Every four years at the conclusion of the summer Olympics, I ask myself, “What do the gymnasts do after they compete on one of the world’s biggest stages?” Last weekend I answered that question: Cirque Du Soleil.
Kooza, one of the subsets of the Cirque du Soleil umbrella, arrived in Denver Aug. 20 and is showing until Oct. 4 in a tent in the parking lot of the Pepsi Center in Denver.
Kooza, a Sanskrit word meaning “treasure,” premiered in Montreal, Quebec in 2007. “[It] tells the story of The Innocent, a melancholy loner in search of his place in the world,” according to CirqueDuSoleil.com.
Kooza is a brilliant melding of raw power, artistic beauty, visual mastery and death-defying acts. It leaves viewers speechless as they walk out of the tent, in awe of what the past two hours had in store.
The narrative is broken up by tremendous dance numbers, sections of comic relief and acrobatic acts that leave audience members with open mouths as they ask themselves if what they just saw was real. There are very few wires used in Kooza, at least until the acrobats are high enough off the ground where the price of falling would be more than a few broken bones or a sprained wrist.
Kooza features circus staples such as contortionists, trapeze artists and jugglers as well as such unorthodox acrobatic acts such as the “Wheel of Death.” This is where two men run around the inside and outside of a metal contraption shaped like the number eight as it rotates clockwise over the stage.
Other acrobatic acts include a man balancing horizontally on eight chairs stacked vertically, a semi-tango act involving a man, a woman and a unicycle and finally a series of flips, twists and turns performed by a group of men and women using momentum and a see-saw to propel each other onto and over one another.
In addition to beautiful costumes and an incredible yet minimal set design, the music, which is performed live on stage behind the action, is a phenomenal feat in composition. Composed by Jean-François Coté, the music fits well with each segment of Kooza, ranging from South Asian-inspired melodies to 1970s funk rhythms.
Directed by David Shiner, Kooza runs for about two hours with a 30-minute intermission.
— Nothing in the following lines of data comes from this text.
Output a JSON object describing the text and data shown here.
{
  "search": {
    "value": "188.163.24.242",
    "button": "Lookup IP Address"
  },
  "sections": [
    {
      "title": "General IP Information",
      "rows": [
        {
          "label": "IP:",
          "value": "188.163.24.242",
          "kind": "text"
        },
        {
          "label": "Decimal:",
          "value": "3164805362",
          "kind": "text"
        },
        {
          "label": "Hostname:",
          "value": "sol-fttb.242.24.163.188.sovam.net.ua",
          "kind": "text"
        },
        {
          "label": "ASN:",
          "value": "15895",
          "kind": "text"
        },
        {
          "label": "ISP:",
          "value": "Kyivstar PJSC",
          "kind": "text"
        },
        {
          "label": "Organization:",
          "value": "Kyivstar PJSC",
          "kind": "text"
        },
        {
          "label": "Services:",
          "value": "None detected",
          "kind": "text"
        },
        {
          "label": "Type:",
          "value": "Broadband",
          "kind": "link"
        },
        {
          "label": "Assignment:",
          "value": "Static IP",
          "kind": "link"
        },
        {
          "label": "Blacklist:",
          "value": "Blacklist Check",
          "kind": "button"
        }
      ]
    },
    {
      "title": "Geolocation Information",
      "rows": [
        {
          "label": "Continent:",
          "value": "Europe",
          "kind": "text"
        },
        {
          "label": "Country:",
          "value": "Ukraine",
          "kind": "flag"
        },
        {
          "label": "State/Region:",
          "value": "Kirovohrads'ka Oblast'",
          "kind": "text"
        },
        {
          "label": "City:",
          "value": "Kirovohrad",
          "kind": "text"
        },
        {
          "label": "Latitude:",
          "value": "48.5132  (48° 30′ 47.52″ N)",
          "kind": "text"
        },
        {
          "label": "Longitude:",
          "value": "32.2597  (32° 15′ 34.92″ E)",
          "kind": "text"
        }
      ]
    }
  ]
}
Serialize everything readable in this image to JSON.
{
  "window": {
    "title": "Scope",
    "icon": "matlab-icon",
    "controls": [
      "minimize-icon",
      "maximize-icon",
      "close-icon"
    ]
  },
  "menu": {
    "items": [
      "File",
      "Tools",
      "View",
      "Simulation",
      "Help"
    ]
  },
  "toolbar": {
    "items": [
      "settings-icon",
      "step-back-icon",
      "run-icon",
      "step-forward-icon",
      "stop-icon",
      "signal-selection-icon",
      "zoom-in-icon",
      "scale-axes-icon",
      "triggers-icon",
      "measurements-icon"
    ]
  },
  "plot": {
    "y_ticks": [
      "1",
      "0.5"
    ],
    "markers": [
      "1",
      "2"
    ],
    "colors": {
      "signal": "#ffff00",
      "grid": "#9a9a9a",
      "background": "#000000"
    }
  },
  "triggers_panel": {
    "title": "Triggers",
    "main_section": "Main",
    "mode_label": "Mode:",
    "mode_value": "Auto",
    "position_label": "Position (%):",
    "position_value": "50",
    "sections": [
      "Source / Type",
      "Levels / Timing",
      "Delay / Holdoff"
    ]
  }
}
Tickets range from $60 to $130 for adults and $42 to $91 for children ages two to 12.
Contact CU Independent Editor Zack Shapiro at Zashapiro@colorado.edu.